The death toll from the recent spate of hot weather in Chicago is now at 18, according to the Cook County medical examiner's office. An additional eight people were pronounced dead due to heat-related symptoms over the weekend.
But that's a far cry from the 1995 heat wave, which claimed more than 700 lives.
Eric Klinenberg is an expert on that deadly summer, which he chronicled in his widely-read book Heat Wave: A Social Autopsy of Disaster in Chicago. He credited the spike in deaths to, among other things, a lackluster response from city leaders — including many high-ranking officials who were absent on vacation during the heat wave.
"You really had the 'B' team running Chicago during a Grade 'A' disaster," he said.
This summer, however, Klinenberg said he has seen a much more appropriate response from city government, including an increase in the amount of cooling centers to regular check-ups on the elderly and disabled.
In particular, he credited Chicagoans themselves for recognizing the consequences of not properly handling high heat. He even called the city a "model" for other metropolises.
"Now in Chicago, people really do check up on their neighbors more often, people do check up on their elderly," he said. "There's a high sensitivity to how dangerous heat waves can be."
Klinenberg said he still has concerns about the fates of those living in single-room occupancy dwelling hotels, which "house some of the most frail people in the city." Many in these units, he said, could still contract heat-related illnesses.
He added he worries how Chicago, and other cities worldwide, would deal with a potential increase in hot summers.
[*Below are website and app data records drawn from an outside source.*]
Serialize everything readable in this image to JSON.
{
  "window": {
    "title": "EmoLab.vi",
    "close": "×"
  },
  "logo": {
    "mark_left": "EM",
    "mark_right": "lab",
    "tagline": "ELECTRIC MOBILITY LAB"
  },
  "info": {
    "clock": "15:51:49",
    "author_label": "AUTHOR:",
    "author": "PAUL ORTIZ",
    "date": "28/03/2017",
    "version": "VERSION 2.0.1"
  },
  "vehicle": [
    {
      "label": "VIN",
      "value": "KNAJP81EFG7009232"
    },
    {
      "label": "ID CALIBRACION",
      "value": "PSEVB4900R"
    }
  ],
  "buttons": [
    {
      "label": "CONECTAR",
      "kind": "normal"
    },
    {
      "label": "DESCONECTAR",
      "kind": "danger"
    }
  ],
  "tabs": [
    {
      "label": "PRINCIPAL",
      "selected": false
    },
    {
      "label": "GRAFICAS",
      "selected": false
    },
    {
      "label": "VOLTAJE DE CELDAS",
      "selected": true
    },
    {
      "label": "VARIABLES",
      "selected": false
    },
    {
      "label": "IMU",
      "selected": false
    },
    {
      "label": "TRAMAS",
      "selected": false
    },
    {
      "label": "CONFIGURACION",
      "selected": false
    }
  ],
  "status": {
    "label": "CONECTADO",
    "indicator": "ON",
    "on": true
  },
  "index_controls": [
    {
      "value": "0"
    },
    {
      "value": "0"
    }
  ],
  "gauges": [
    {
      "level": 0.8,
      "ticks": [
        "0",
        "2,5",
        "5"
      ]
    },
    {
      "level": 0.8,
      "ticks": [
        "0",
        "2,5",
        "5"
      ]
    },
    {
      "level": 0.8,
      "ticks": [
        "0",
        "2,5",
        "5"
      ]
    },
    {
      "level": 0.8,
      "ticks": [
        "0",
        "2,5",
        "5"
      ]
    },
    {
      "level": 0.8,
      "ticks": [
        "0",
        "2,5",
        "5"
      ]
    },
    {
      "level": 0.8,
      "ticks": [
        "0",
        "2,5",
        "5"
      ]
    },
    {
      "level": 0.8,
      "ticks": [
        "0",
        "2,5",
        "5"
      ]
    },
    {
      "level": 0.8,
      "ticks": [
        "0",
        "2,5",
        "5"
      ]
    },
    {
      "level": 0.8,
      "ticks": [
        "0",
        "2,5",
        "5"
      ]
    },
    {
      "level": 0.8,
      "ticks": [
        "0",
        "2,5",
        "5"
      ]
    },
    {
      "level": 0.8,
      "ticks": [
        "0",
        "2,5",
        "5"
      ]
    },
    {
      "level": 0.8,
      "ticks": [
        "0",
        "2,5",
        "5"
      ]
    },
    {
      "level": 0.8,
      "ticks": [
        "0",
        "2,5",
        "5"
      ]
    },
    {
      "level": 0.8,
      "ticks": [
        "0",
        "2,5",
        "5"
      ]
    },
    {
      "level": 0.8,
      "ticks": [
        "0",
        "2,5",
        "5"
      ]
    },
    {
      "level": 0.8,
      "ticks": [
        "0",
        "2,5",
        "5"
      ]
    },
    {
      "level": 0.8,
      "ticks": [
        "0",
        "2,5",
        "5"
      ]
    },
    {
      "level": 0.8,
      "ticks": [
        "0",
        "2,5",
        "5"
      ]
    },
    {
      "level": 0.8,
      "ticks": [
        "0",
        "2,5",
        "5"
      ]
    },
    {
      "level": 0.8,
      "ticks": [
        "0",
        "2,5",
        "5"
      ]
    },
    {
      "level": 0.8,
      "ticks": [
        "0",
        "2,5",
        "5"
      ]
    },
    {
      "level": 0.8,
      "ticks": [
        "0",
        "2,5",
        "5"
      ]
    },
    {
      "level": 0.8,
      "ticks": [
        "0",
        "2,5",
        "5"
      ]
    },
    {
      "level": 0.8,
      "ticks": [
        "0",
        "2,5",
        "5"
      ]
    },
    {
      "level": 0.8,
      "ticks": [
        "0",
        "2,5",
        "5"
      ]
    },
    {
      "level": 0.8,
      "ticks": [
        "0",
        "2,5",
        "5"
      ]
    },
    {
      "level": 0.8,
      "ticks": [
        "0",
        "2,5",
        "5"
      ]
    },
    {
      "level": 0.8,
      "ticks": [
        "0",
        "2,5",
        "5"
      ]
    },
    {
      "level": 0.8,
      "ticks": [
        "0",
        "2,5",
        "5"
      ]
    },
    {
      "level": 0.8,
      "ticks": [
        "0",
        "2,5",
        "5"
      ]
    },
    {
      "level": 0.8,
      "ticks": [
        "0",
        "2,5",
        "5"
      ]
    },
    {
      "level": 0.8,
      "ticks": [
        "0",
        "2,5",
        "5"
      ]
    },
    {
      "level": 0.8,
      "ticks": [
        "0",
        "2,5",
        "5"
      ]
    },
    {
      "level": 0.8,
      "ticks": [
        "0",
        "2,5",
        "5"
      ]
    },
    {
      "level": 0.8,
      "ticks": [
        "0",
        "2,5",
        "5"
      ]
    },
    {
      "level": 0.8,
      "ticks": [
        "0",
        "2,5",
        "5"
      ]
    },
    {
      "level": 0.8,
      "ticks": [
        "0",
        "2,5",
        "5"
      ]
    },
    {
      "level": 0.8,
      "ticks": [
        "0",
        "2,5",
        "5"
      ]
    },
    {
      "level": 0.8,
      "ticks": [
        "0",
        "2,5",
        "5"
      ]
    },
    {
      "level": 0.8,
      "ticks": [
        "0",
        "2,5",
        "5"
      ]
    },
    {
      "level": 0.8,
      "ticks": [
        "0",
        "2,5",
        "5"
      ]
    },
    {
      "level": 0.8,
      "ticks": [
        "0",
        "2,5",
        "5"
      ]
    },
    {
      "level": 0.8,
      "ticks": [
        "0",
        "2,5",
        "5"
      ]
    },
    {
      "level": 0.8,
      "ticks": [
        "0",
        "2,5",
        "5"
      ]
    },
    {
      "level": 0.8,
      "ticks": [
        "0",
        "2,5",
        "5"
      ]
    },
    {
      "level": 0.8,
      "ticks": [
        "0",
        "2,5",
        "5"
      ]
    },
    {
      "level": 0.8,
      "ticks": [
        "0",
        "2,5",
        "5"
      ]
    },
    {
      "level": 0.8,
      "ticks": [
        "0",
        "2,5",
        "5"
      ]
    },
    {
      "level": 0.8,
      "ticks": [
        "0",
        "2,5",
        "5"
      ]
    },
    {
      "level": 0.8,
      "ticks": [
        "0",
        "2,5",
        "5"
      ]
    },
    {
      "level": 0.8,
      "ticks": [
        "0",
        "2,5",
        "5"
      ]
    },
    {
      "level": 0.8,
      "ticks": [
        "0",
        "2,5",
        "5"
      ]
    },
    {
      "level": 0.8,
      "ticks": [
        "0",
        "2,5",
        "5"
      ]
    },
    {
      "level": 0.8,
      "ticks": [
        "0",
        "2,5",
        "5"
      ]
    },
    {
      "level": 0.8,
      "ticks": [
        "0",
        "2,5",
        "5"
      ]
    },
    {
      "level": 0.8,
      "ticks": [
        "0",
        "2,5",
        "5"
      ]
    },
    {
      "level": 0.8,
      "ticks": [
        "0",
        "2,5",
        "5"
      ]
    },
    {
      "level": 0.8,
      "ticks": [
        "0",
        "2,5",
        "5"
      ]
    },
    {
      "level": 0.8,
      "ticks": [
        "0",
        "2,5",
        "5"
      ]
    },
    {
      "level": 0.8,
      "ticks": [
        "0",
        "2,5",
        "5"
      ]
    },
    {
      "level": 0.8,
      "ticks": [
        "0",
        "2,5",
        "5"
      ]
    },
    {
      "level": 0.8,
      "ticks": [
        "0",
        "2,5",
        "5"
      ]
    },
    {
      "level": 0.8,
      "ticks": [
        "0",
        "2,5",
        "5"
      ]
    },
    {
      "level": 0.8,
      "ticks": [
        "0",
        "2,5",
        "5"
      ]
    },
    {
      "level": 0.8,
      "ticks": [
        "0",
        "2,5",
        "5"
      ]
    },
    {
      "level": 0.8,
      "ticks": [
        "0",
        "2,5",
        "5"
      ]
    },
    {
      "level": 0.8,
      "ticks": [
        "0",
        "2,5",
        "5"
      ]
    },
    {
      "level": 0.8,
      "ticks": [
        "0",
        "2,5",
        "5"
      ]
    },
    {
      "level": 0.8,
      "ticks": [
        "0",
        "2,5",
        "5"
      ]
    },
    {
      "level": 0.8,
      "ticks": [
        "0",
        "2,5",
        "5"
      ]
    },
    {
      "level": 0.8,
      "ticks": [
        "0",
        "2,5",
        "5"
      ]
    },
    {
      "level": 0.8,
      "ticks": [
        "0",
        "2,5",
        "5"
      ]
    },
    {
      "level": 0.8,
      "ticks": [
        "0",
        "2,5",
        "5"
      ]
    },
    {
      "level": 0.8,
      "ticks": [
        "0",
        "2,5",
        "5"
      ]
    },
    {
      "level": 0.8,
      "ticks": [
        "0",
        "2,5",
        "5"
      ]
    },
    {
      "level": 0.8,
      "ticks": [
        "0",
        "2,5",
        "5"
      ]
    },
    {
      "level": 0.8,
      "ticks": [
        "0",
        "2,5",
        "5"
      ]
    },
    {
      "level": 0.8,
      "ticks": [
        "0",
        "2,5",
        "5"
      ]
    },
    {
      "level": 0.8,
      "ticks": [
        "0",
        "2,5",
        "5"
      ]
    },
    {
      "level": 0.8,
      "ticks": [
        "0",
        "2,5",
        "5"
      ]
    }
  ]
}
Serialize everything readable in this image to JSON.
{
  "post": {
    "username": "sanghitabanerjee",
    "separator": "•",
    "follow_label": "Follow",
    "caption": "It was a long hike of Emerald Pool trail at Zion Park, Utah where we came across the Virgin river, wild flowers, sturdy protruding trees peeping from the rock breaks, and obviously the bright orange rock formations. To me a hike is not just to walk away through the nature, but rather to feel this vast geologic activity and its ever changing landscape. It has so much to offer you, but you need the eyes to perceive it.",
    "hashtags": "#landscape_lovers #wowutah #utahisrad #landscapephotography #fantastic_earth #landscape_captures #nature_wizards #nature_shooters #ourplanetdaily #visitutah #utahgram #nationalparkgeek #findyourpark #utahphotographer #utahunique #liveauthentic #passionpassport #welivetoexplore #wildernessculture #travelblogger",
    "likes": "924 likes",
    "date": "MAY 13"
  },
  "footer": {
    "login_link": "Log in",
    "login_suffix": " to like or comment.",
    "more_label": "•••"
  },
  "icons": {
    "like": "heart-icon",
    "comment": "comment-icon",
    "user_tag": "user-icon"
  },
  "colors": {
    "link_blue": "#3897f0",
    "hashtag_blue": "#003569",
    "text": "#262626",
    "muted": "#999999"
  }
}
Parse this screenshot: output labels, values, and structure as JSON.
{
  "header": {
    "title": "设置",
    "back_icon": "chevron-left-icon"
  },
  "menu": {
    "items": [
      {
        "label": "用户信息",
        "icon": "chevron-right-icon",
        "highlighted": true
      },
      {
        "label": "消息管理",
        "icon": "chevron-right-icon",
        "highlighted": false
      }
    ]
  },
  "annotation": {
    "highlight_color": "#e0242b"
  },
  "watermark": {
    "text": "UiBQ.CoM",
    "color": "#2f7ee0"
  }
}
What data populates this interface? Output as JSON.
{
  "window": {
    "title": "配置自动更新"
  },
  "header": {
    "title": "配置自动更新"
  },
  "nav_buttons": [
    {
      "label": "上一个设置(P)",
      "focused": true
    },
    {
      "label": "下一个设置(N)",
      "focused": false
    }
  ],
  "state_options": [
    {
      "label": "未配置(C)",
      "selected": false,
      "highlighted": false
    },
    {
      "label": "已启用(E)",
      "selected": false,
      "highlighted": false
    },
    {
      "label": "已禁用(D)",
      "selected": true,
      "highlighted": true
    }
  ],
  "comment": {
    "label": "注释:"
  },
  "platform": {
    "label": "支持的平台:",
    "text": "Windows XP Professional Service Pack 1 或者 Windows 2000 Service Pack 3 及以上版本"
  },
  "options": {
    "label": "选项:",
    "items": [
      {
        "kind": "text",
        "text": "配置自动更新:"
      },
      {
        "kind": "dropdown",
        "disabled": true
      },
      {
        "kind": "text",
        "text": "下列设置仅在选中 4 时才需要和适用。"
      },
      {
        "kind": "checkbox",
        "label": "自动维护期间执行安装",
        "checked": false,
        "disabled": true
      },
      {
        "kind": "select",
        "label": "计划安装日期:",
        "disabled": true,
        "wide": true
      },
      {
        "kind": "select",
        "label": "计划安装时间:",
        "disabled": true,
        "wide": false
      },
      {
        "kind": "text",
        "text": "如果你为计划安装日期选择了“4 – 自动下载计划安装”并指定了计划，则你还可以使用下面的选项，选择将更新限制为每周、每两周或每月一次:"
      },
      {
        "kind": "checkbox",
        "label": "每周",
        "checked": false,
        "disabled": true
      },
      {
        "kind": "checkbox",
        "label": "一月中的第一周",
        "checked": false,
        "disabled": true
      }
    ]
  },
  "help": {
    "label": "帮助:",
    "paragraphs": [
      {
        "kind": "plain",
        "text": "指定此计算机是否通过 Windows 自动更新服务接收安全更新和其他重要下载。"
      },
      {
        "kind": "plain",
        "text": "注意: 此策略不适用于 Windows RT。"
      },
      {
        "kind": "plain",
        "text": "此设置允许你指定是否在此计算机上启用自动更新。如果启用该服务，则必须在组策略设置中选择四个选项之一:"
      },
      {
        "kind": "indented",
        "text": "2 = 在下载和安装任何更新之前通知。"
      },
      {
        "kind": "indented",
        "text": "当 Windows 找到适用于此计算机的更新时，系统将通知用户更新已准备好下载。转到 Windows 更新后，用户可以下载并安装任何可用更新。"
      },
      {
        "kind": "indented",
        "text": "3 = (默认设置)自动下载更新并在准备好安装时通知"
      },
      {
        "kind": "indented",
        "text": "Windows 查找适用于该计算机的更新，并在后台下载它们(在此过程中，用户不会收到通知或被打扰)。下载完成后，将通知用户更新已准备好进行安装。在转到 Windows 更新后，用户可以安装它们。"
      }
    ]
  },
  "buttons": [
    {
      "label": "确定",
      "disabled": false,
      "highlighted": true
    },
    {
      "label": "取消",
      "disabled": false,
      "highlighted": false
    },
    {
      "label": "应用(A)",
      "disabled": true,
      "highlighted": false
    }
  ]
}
"The way we're living now is simply unsustainable. We can't endure summers like this year after year and we certainly can't endure summers that are sometimes hotter than this one. And that's what most people expect we're going to have," he said, referring to concerns about global warming.
Klinenberg called for more "sustainable cities" that place a premium on finding renewable energies and reducing overall energy consumption.